Friday, October 26, 2007

TV going the way of music?

How do people want to consume music? The answer, it is increasingly clear, is that people want SONGS, not albums. As Stephen Dubner of Freakonomics notes:

It strikes me as ironic that a new technology (digital music) may have accidentally forced record labels to abandon the status quo (releasing albums) and return to the past (selling singles). I sometimes think that the biggest mistake the record industry ever made was abandoning the pop single in the first place. Customers were forced to buy albums to get the one or two songs they loved; how many albums can you say that you truly love, or love even 50% of the songs — 10? 20? But now the people have spoken: they want one song at a time, digitally please, maybe even free.

How do people want to consume television? The rise of TV and DVR has increasingly shown tv execs that people, as always, want to consume shows on their own time, at their own pace, in their own way (TV, ipod, computer, etc.; without ads, in a row, 10-minutes at a time etc.). This is why NBC's decision to begin putting their shows for free online is genius....except the shows are only available to US IP addresses, which kind of misses the point (since the rest of the world is more wired than the US anyway; see this article about the US ranking 15th in internet connectedness).

Well, my favorite free tv website online, the late TV links, was shut down last week. In a move reminiscent of napster and its fight with the record industry, the site was shut down by the FACT (Federation against copywright theft) group. See this UK article: "One of the world's most-used pirate film websites has been closed after providing links to illegal versions of major Hollywood hits and TV shows."

HAH. Once again, they've missed the whole point, which is that online file-sharing and the essentially unlimited consumption freedom it confers is the future of entertainment, all entertainment (moreover, as this link notes: "On the facts that we know so far, it is difficult to see how the providing of links to infringing copies of TV shows gives rise to a civil or criminal liability under UK law").

Well, the article that got me all started on this is here, and is worth a full read. My favorite section is this:

It’s just stunning to see that the TV and film world haven’t sorted themselves out by making their programmes available for people to watch online - in the time between then and now. The end result? People are bypassing the owners of the content and going to any source where they can find the programmes. Hence the rise of sites like TV-Link and AllUC. Again we’ll see large media organisations shouting “FOUL!” and insisting that “Something must be done about this.” If they hadn’t spent so much time worrying about trying to get DRM working - treating their customers a thieves - and more time getting the content ready to be available to their customers, they might not have been in this position.

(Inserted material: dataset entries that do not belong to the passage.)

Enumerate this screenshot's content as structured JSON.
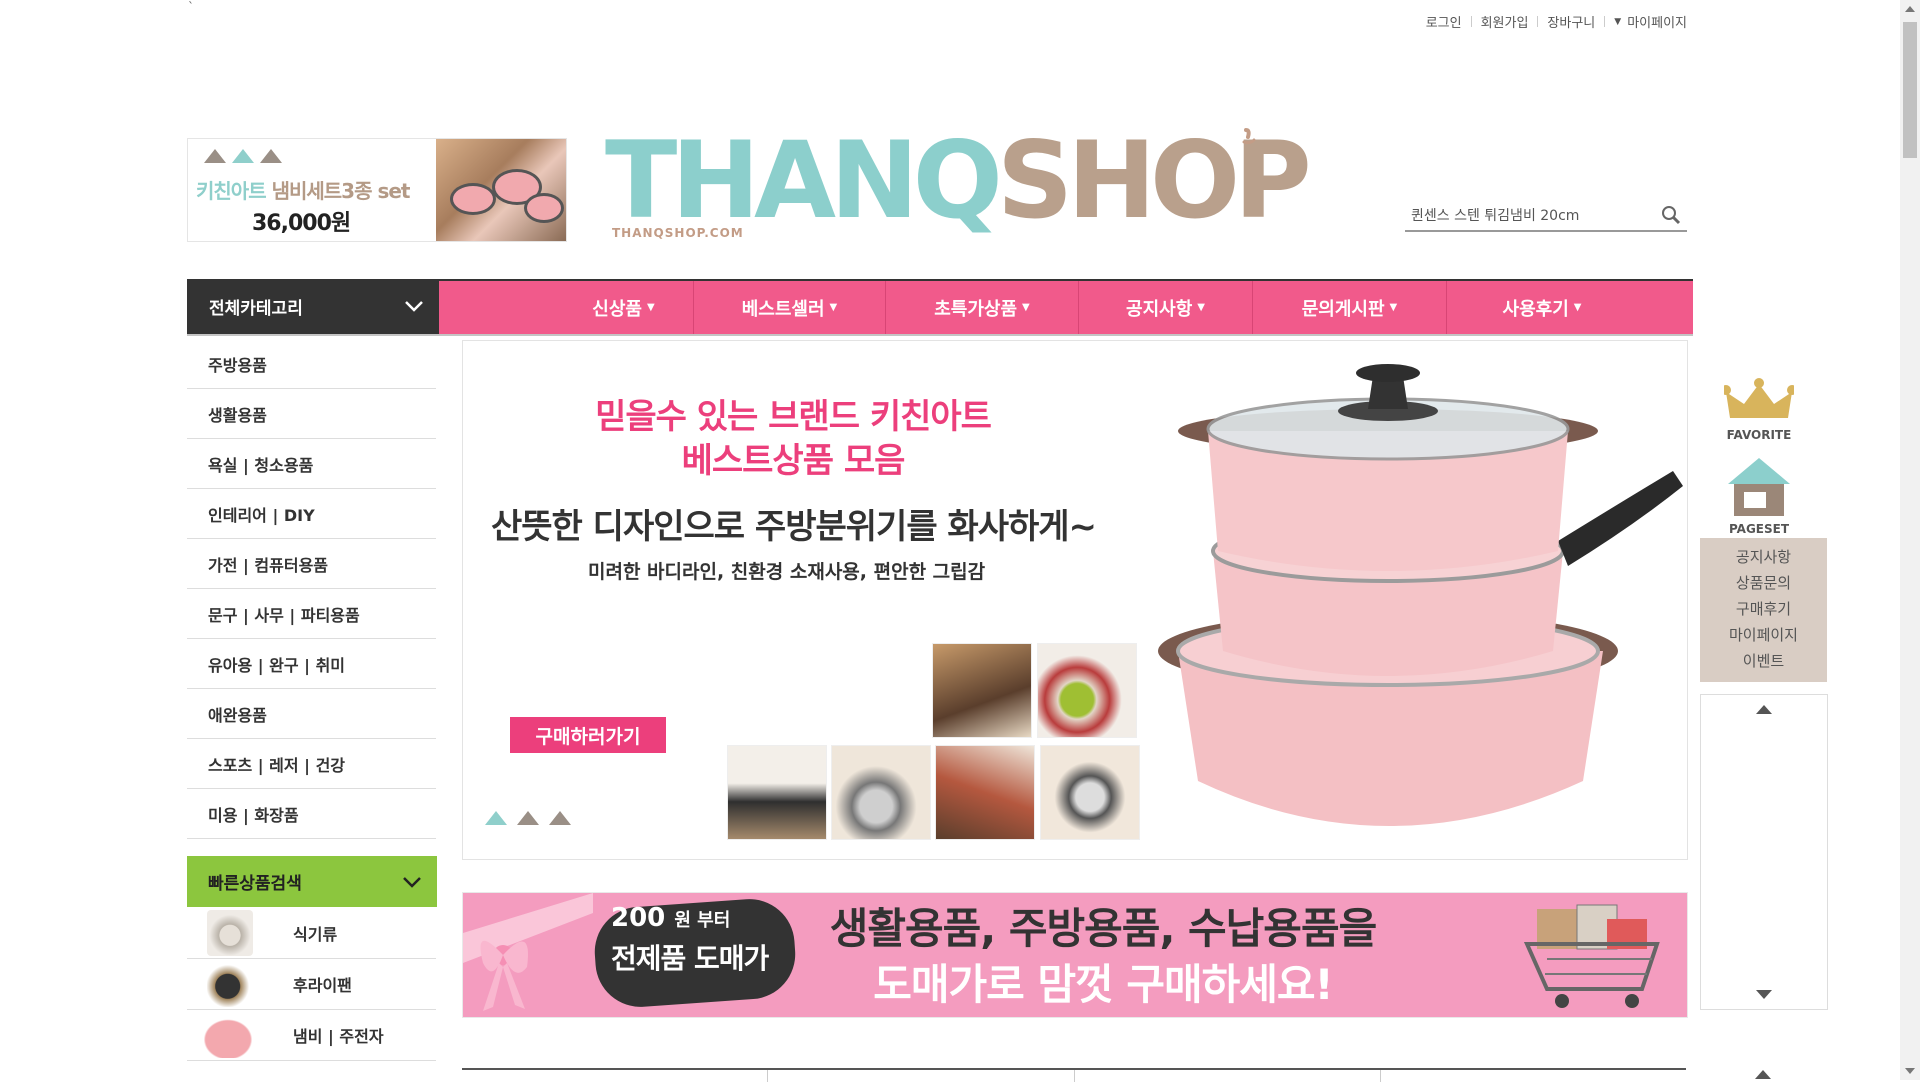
{
  "stray_mark": "`",
  "top_links": {
    "login": "로그인",
    "join": "회원가입",
    "cart": "장바구니",
    "mypage": "마이페이지"
  },
  "promo": {
    "line1_a": "키친아트",
    "line1_b": "냄비세트3종 set",
    "price": "36,000원"
  },
  "logo": {
    "part_a": "THANQ",
    "part_b": "SHOP",
    "sub": "THANQSHOP.COM"
  },
  "search": {
    "value": "퀸센스 스텐 튀김냄비 20cm"
  },
  "nav": {
    "category_label": "전체카테고리",
    "items": [
      {
        "label": "신상품"
      },
      {
        "label": "베스트셀러"
      },
      {
        "label": "초특가상품"
      },
      {
        "label": "공지사항"
      },
      {
        "label": "문의게시판"
      },
      {
        "label": "사용후기"
      }
    ]
  },
  "categories": [
    "주방용품",
    "생활용품",
    "욕실 | 청소용품",
    "인테리어 | DIY",
    "가전 | 컴퓨터용품",
    "문구 | 사무 | 파티용품",
    "유아용 | 완구 | 취미",
    "애완용품",
    "스포츠 | 레저 | 건강",
    "미용 | 화장품"
  ],
  "quick_search": {
    "title": "빠른상품검색",
    "items": [
      "식기류",
      "후라이팬",
      "냄비 | 주전자"
    ]
  },
  "hero": {
    "headline_1": "믿을수 있는 브랜드 키친아트",
    "headline_2": "베스트상품 모음",
    "sub_1": "산뜻한 디자인으로 주방분위기를 화사하게~",
    "sub_2": "미려한 바디라인, 친환경 소재사용, 편안한 그립감",
    "buy_button": "구매하러가기"
  },
  "wholesale_banner": {
    "price_num": "200",
    "price_suffix": "원 부터",
    "badge": "전제품 도매가",
    "main_1": "생활용품, 주방용품, 수납용품을",
    "main_2": "도매가로 맘껏 구매하세요!"
  },
  "right_menu": {
    "favorite": "FAVORITE",
    "pageset": "PAGESET",
    "links": [
      "공지사항",
      "상품문의",
      "구매후기",
      "마이페이지",
      "이벤트"
    ]
  },
  "colors": {
    "nav_pink": "#f15a8b",
    "hero_pink": "#ec3f7c",
    "logo_teal": "#8ccfcc",
    "logo_brown": "#b9a08c",
    "quick_green": "#8cc63e"
  }
}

I would add that it is not only stunning, but frankly inexplicable. While music in the digital age requires a fundamentally different business model, it is not difficult for TV content providers (HBO through NBC, ABC, CBS etc.) to provide streaming video of all their programming. This can be done with advertising (even with embedded commercial breaks). The TV business, unlike the music business, is built like the internet!

Record labels have to change the way they sell music, but since most TV (with obvious exceptions) is provided free-of-charge, or at a nominal cost, with revenue earned through advertising, how does TV not jive with the internet? Free content, with revenue from advertising.....where have I heard that before? sounds familiar.......

Oh yeah! This is how GOOGLE is run, the kingpin of the internet! The internet is constructed on this model, where is internet TV!!!!!